Now I’m not sure what type of reaction he was going for but for whatever reason, I got all kinds of offended. Before I could stop it, the next words out of my mouth took me back to my roots. All the way to my roots.
“Accent,” I spit, turning to him, “I ain’t got no accent.”
I shutter to this day thinking about it. So, hush.
He smiled at me, “Really?”
“Yeah, really,” I countered, “Besides, you sound just like me!”
His smile and tone was kind of making me mad, was he making fun of me? Cool thing about me, the madder I am, the thicker my accent gets. Not that I have one, clearly.
“Yeah, ya do. Where are you even from?”
Where are you even from—someone, please make it stop. Just shut your mouth Laura.
“I’m from Texas.”
“Well you sound like you’re from North Carolina to me.”
Why am I even this mad?
He held his hand out for me to move to the wall. At this point, my brother was there getting suited up for the wall beside me. He had missed the entire encounter.
I was getting ready to start climbing when he patted one of the lower foot holds, “You could start out with this one.”

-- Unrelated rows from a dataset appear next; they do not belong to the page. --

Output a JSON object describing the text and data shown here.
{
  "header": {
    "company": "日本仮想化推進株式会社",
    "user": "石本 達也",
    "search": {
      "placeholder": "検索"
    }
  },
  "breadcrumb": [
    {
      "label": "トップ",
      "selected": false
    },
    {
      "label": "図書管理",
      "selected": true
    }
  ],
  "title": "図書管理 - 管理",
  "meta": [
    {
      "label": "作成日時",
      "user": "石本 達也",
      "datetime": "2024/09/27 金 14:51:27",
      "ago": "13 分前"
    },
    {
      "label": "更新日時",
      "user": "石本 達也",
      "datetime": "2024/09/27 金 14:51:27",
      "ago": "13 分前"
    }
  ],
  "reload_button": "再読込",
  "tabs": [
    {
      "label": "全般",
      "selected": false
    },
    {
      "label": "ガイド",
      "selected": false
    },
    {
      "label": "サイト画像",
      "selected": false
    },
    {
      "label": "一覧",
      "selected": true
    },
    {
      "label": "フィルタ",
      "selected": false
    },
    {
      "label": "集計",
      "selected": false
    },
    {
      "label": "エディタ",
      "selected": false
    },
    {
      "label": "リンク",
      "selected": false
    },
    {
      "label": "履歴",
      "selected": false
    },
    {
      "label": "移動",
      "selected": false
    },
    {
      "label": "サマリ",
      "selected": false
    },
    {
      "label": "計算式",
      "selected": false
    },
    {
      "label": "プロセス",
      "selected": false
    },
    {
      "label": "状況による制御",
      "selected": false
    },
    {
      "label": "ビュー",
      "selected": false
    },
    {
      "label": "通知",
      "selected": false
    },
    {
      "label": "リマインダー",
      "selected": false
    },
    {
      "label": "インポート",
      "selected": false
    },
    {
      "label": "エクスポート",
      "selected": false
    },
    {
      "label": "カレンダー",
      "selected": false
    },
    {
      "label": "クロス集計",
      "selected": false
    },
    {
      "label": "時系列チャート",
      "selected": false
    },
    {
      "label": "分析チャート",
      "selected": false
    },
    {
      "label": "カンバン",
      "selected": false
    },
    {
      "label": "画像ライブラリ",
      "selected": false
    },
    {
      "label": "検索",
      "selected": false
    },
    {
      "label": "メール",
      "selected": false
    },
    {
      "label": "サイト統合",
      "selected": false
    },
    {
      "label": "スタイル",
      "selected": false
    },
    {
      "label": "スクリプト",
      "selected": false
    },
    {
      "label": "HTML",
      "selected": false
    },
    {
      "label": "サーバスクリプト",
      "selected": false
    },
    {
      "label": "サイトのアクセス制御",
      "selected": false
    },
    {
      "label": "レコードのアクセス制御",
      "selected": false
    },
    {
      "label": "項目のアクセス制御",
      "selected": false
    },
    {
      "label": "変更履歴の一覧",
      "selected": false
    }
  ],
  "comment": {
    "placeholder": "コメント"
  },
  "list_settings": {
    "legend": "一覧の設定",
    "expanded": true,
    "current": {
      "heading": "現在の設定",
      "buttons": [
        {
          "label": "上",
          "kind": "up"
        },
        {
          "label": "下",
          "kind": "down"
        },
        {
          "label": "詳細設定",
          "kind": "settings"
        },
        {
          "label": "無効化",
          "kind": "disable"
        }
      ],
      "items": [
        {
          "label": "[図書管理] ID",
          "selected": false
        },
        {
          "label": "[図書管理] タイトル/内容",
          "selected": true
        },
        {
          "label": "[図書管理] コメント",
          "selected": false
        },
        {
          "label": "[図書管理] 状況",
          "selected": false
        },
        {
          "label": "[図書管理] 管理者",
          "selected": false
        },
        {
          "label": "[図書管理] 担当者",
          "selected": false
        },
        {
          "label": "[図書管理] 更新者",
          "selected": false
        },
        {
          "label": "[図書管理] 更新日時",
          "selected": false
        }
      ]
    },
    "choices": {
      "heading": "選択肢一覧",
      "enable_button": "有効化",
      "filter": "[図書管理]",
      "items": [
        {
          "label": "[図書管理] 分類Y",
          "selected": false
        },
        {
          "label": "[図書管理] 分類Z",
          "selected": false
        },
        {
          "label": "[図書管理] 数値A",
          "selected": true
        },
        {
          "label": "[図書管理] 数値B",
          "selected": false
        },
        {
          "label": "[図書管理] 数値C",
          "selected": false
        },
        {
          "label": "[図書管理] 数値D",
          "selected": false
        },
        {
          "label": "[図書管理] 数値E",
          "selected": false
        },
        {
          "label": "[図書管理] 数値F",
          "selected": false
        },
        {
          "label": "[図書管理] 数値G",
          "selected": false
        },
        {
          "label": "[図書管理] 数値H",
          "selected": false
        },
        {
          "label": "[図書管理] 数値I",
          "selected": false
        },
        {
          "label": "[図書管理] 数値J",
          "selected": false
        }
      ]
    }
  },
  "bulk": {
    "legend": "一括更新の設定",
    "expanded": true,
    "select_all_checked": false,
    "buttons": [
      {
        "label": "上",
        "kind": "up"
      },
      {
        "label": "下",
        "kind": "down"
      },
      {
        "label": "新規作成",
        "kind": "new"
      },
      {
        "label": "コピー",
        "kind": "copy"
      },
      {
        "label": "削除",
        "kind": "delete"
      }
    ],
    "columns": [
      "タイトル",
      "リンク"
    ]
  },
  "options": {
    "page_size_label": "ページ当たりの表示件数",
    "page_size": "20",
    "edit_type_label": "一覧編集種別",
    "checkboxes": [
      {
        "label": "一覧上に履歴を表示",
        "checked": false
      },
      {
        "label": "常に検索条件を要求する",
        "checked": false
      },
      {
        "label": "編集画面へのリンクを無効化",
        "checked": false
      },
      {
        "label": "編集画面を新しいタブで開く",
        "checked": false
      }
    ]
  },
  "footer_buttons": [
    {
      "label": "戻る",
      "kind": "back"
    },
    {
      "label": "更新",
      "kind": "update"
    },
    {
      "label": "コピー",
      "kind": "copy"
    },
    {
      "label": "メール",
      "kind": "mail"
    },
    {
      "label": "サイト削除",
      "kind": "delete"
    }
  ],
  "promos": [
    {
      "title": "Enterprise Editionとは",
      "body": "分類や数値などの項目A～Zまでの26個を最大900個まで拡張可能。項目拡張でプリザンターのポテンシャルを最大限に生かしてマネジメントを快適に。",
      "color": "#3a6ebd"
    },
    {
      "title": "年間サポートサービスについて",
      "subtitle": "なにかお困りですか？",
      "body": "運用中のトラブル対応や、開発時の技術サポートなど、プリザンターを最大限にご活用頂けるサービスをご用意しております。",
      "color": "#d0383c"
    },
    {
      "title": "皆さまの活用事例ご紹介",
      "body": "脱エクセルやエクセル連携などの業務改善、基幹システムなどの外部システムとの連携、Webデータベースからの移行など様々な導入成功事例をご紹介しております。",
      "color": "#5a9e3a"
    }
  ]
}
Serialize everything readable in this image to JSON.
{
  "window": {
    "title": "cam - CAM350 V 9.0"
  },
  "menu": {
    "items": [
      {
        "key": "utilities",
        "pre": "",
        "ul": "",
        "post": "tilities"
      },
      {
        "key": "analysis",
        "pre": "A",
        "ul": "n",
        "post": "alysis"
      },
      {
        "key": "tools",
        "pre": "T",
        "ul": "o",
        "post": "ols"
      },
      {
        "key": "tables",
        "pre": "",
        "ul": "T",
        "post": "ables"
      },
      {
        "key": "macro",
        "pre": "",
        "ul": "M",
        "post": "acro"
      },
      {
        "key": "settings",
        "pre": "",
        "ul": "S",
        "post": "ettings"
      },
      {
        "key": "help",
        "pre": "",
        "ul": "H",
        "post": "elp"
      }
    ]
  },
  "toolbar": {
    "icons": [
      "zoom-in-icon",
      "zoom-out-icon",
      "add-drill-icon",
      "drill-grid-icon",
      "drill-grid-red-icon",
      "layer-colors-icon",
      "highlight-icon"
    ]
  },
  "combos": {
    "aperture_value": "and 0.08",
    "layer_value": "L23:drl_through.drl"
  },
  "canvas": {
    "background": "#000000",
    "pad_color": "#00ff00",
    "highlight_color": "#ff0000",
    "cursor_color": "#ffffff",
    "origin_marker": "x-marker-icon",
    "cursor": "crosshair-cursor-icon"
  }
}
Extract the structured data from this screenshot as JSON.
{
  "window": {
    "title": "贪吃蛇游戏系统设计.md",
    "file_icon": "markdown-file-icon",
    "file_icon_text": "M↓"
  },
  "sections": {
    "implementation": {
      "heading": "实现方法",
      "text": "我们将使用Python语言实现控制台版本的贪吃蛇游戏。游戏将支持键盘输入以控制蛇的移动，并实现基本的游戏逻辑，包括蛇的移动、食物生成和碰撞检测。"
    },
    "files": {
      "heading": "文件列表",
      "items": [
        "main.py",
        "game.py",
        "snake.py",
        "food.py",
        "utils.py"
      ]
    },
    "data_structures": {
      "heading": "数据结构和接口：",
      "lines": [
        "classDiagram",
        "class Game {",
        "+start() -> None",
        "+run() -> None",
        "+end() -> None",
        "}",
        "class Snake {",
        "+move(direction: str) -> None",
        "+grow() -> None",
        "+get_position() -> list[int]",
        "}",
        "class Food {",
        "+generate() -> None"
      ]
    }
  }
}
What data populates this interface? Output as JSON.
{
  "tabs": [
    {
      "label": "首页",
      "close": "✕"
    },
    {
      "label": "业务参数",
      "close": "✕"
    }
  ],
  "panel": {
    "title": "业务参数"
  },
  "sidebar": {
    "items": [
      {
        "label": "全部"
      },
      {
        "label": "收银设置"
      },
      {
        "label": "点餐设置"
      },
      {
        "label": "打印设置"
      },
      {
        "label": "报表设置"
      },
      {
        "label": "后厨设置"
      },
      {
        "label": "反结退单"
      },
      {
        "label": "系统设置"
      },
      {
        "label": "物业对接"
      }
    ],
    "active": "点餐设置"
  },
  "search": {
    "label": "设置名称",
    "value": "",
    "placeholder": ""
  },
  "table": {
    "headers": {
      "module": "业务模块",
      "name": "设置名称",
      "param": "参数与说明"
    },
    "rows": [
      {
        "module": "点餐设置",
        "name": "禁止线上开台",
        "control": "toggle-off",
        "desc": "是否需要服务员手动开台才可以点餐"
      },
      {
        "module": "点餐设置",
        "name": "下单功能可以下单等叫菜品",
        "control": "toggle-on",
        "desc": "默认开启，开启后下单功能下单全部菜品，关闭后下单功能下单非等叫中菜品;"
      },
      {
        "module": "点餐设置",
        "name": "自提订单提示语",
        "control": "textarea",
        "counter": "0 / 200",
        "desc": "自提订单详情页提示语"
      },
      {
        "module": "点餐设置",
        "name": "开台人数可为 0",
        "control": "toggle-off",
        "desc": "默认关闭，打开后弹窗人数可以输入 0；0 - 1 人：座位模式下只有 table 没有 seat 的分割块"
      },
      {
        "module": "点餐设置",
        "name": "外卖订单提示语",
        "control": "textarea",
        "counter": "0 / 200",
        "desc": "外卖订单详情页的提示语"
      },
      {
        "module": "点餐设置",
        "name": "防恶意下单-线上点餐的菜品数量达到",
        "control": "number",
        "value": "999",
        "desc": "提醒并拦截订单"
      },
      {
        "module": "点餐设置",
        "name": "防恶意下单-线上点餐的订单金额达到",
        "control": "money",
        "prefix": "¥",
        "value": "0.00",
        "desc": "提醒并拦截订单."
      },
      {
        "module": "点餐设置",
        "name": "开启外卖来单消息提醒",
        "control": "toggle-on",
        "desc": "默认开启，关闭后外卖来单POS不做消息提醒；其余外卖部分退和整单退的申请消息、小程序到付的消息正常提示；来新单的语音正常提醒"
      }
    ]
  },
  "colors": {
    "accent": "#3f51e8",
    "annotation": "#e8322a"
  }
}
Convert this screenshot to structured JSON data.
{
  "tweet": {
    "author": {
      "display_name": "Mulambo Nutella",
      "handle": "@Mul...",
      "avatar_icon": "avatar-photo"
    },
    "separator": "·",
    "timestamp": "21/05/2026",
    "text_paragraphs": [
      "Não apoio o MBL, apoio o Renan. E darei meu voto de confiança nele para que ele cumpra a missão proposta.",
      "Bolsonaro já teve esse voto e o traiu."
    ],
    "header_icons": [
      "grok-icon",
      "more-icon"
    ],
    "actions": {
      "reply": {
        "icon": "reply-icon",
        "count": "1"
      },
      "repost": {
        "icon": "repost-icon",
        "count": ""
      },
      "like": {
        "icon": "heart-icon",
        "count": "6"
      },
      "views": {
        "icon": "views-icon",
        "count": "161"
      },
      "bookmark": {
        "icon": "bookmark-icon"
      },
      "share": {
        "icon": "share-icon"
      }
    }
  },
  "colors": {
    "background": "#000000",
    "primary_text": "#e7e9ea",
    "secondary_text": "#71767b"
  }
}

My face. I couldn’t help it. I had just told the man I had done this before; did the thick accented North Carolinian look or sound like she needed a help? Don’t answer that.
Why am I so upset!
He chuckled again and took a step back, “Have fun guys.”
I turned back to the wall to concentrate. I had to beat my brother in this race, I didn’t have time to be messing with anyone else. I was about three or four foot holds up when he called out to me again, “Make sure you hit the buzzer at the top.”
Sir, I will take my shoe off and throw it at you. I KNOW HOW THIS WORKS.
I reached the top right about the time my brother did, I don’t think he hit the buzzer, but I did. I had MADE IT TO THE TOP, and I wanted him to know it. Unfortunately, when I pressed the buzzer, it didn’t go off. I pressed it again, but the buzzer didn’t make a sound.
The Texan was yelling at me from the ground. I AM! Your stupid buzzer is broke, and I will throw both of my shoes at you. Before I could press it a third time, I lost my footing and fell. Of course, the rope caught me, and I glided down like everyone else. I heard the Texan’s, “Aw!” from down below.
Are you kidding me right now? Don’t judge me, after you stood down there and yelled at me. When I reached the bottom, the Texan was there waiting to unhook me.
“You did good,” he told me.
I had wanted that teddy bear, small as it was. But, I couldn’t wait to get out of there and rub it in my brother’s face that I had reached the top. Something he said I couldn’t do. I glanced over at him to throw him a cocky, ‘ha, I did it’ look, but he wasn’t looking. When I turned back around, the Texan was standing if front of me, which made me kind of jolt backwards. I can’t deal with people in my bubble. He reached up to pull the top part of the harness loose and pulled me a little closer than I thought we should be. For real though. I felt my eyebrows furrow as I turned my head in the other direction.
“I tell you what,” he said looking up from the harness, “If you come back tonight, I’ll let you in for free.”
Uh—Sir, why are we so close?
“Um—thanks,” I managed.
As awkward as it was, I contemplated it. The climbing wall was something I enjoyed doing. He released me from the harness, and I stepped out. I was halfway to the gate when I heard him.
I turned around to see him trotting towards me. What now?
“Even though you didn’t ring the buzzer, I saw you reach the top,” he said holding out a small teddy bear.
“Oh my gosh, thanks,” I replied, stunned.
YEARS later, at a random place and time, that moment popped into my head. It was then I realized what was happening that night. Yeah, I know, I’m blonde. Hush.
I know what you’re wondering. Did I go back that night? The answer is no, I didn’t. Right after we left the climbing wall, my brother got me on that stupid ride that almost killed me. I suggest you click the link to find out what I’m talking about, if you don’t already know. And we left shortly after that.
I’d like to take this time out to formally apologize to that red headed Texan that worked at the North Carolina state fair in 2005. The blonde, thick accented North Carolinian, didn’t pick up what you were laying down.
Dodged a bullet there, didn’t you?